Conceiving People: Genetic Knowledge and the Ethics of Sperm and Egg Donation Original PDF

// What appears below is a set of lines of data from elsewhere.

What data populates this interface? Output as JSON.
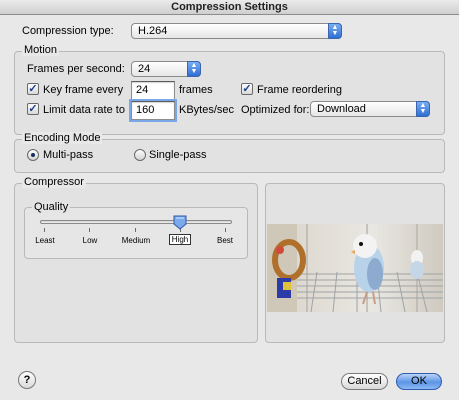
{
  "window": {
    "title": "Compression Settings"
  },
  "compression": {
    "label": "Compression type:",
    "value": "H.264"
  },
  "motion": {
    "title": "Motion",
    "fps_label": "Frames per second:",
    "fps_value": "24",
    "keyframe_label": "Key frame every",
    "keyframe_value": "24",
    "keyframe_units": "frames",
    "keyframe_checked": true,
    "reorder_label": "Frame reordering",
    "reorder_checked": true,
    "limit_label": "Limit data rate to",
    "limit_value": "160",
    "limit_units": "KBytes/sec",
    "limit_checked": true,
    "optimized_label": "Optimized for:",
    "optimized_value": "Download"
  },
  "encoding": {
    "title": "Encoding Mode",
    "multipass_label": "Multi-pass",
    "singlepass_label": "Single-pass",
    "selected": "multi-pass"
  },
  "compressor": {
    "title": "Compressor",
    "quality_title": "Quality",
    "levels": [
      "Least",
      "Low",
      "Medium",
      "High",
      "Best"
    ],
    "selected_level": "High",
    "selected_fraction": 0.75
  },
  "buttons": {
    "help": "?",
    "cancel": "Cancel",
    "ok": "OK"
  },
  "colors": {
    "accent": "#5c95e6",
    "window_bg": "#e8e8e8"
  }
}
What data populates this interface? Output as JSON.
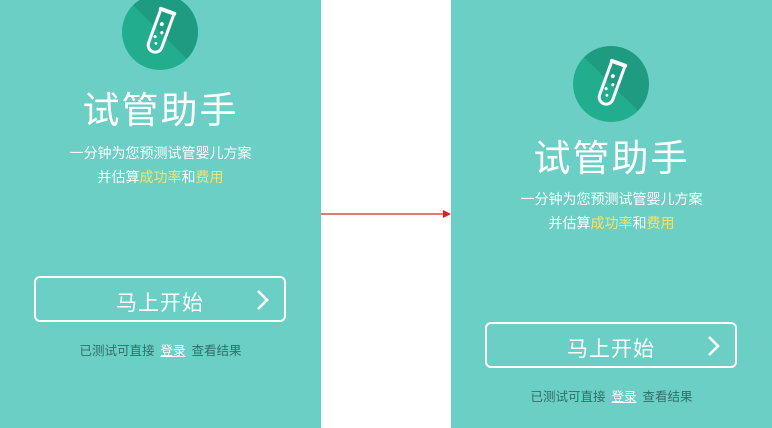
{
  "app": {
    "title": "试管助手",
    "subtitle_line1": "一分钟为您预测试管婴儿方案",
    "subtitle_line2_prefix": "并估算",
    "subtitle_highlight1": "成功率",
    "subtitle_conjunction": "和",
    "subtitle_highlight2": "费用",
    "start_button": "马上开始",
    "footer_prefix": "已测试可直接",
    "footer_login": "登录",
    "footer_suffix": "查看结果"
  },
  "icons": {
    "logo": "test-tube-icon",
    "button": "chevron-right-icon",
    "transition": "arrow-right-icon"
  },
  "colors": {
    "background": "#6bcfc6",
    "logo_circle": "#22ad8f",
    "highlight": "#f6e36a",
    "footer_text": "#2f6f68",
    "arrow": "#e02020"
  }
}
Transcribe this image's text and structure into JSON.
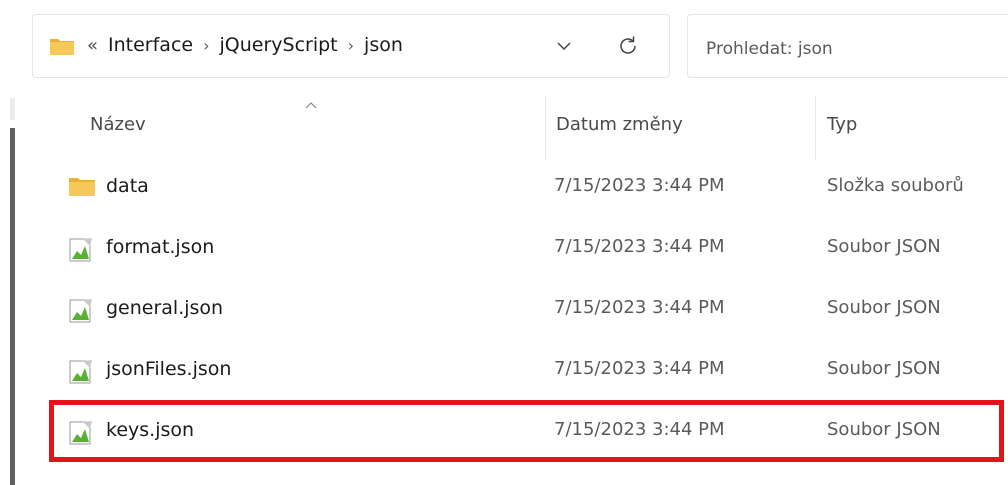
{
  "address_bar": {
    "overflow_glyph": "«",
    "breadcrumbs": [
      "Interface",
      "jQueryScript",
      "json"
    ],
    "separator": "›"
  },
  "search": {
    "placeholder": "Prohledat: json"
  },
  "columns": {
    "name": "Název",
    "date": "Datum změny",
    "type": "Typ"
  },
  "rows": [
    {
      "name": "data",
      "date": "7/15/2023 3:44 PM",
      "type": "Složka souborů",
      "icon": "folder-icon"
    },
    {
      "name": "format.json",
      "date": "7/15/2023 3:44 PM",
      "type": "Soubor JSON",
      "icon": "json-file-icon"
    },
    {
      "name": "general.json",
      "date": "7/15/2023 3:44 PM",
      "type": "Soubor JSON",
      "icon": "json-file-icon"
    },
    {
      "name": "jsonFiles.json",
      "date": "7/15/2023 3:44 PM",
      "type": "Soubor JSON",
      "icon": "json-file-icon"
    },
    {
      "name": "keys.json",
      "date": "7/15/2023 3:44 PM",
      "type": "Soubor JSON",
      "icon": "json-file-icon"
    }
  ],
  "colors": {
    "highlight": "#e3131a",
    "folder": "#f3c55c"
  }
}
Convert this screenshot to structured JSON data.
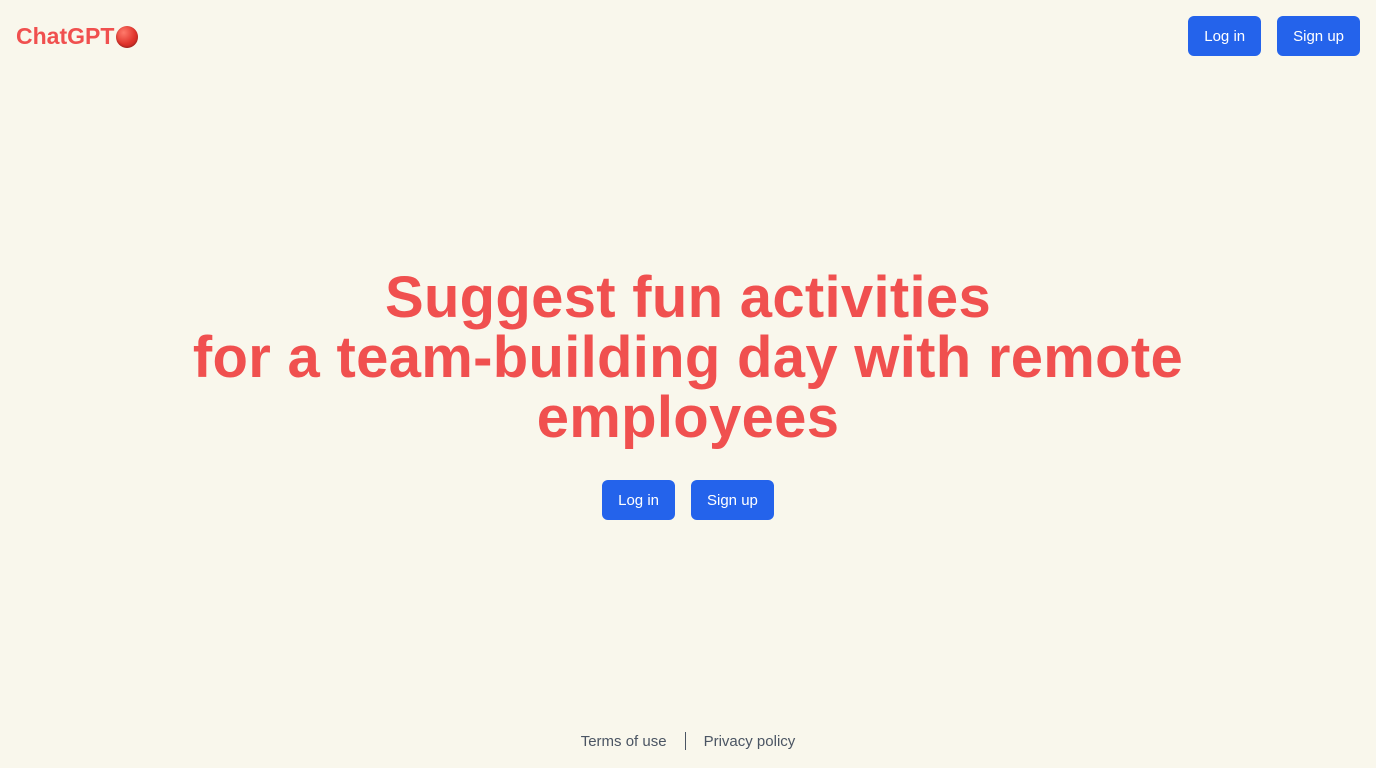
{
  "header": {
    "brand": "ChatGPT",
    "brand_icon": "red-circle-icon",
    "login_label": "Log in",
    "signup_label": "Sign up"
  },
  "hero": {
    "title_lines": [
      "Suggest fun activities",
      "for a team-building day with remote",
      "employees"
    ],
    "login_label": "Log in",
    "signup_label": "Sign up"
  },
  "footer": {
    "terms_label": "Terms of use",
    "separator": "|",
    "privacy_label": "Privacy policy"
  },
  "colors": {
    "background": "#f9f7ec",
    "accent_red": "#f0504f",
    "button_blue": "#2463eb",
    "footer_text": "#4b5563"
  }
}
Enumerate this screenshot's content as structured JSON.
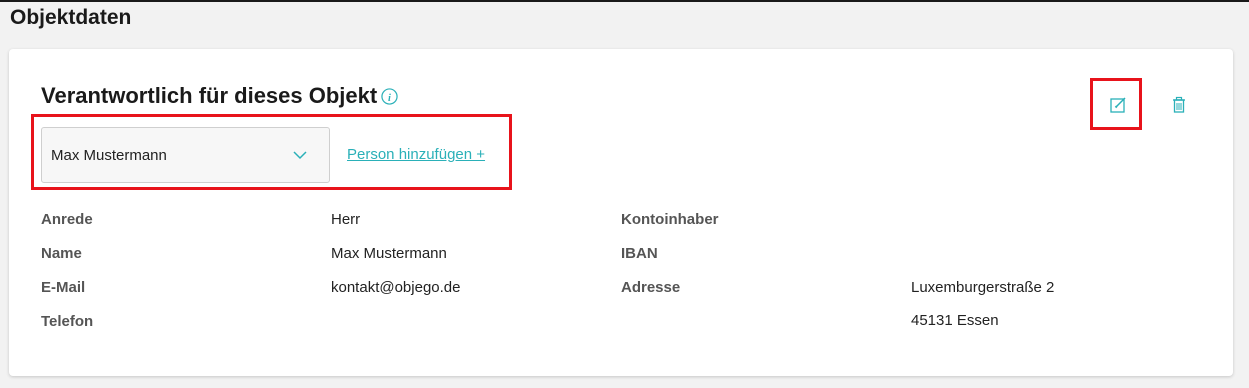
{
  "page": {
    "title": "Objektdaten"
  },
  "card": {
    "title": "Verantwortlich für dieses Objekt",
    "select_value": "Max Mustermann",
    "add_person_label": "Person hinzufügen +"
  },
  "details": {
    "left": [
      {
        "label": "Anrede",
        "value": "Herr"
      },
      {
        "label": "Name",
        "value": "Max Mustermann"
      },
      {
        "label": "E-Mail",
        "value": "kontakt@objego.de"
      },
      {
        "label": "Telefon",
        "value": ""
      }
    ],
    "right": [
      {
        "label": "Kontoinhaber",
        "value": ""
      },
      {
        "label": "IBAN",
        "value": ""
      },
      {
        "label": "Adresse",
        "value": "Luxemburgerstraße 2"
      },
      {
        "label": "",
        "value": "45131 Essen"
      }
    ]
  },
  "icons": {
    "info": "info-icon",
    "dropdown": "chevron-down-icon",
    "edit": "edit-icon",
    "delete": "trash-icon"
  },
  "colors": {
    "accent": "#2ab0b8",
    "highlight": "#e8131b",
    "background": "#f2f2f2",
    "card": "#ffffff"
  }
}
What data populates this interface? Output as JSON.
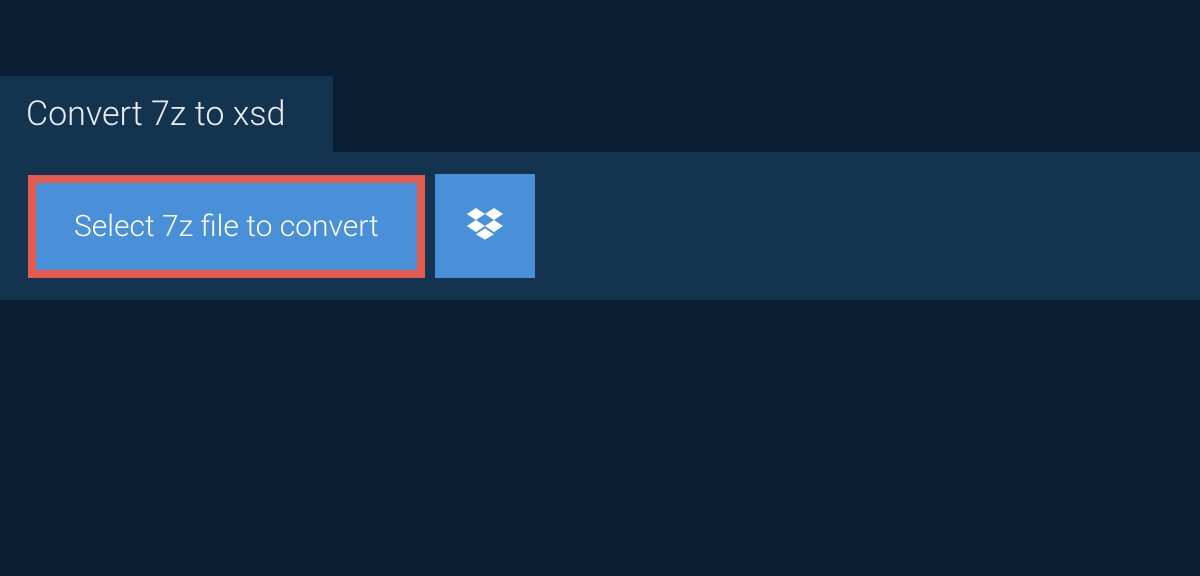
{
  "tab": {
    "label": "Convert 7z to xsd"
  },
  "actions": {
    "select_label": "Select 7z file to convert",
    "dropbox_icon": "dropbox-icon"
  }
}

Publisher PDF Each year, tens of thousands of children are conceived with donated gametes (sperm or eggs). By some estimates, there are over one million donor-conceived people in the United States and, of course, many more the world over. Some know they are donor-conceived.Some do not. Some know the identity of their donors. Others never will. Questions about what donor-conceived should know about their genetic progenitors are hugely significant for literally millions of people, including donor-conceived people, their parents, and donors. But the practice of gamete donation also provides a vivid occasion for thinking about questions thatmatter to everyone. What is the value of knowing who your genetic progenitors are? How are our identities bound up with knowing where we come from? What obligations do parents have to their children? And what makes someone a parent in the first place? In Conceiving People: Identity, Genetics and Gamete Donation, Daniel Groll argues that people who plan to create a child with donated gametes should choose a donor whose identity will be made available to the resulting child. This is not, Groll argues, because having genetic knowledge isfundamentally important. Rather, it is because donor-conceived people are likely to develop a significant interest in having genetic knowledge and parents must help satisfy their children’s significant interests. In other words, because a donor-conceived person is likely to care about having geneticknowledge, their parents should care too.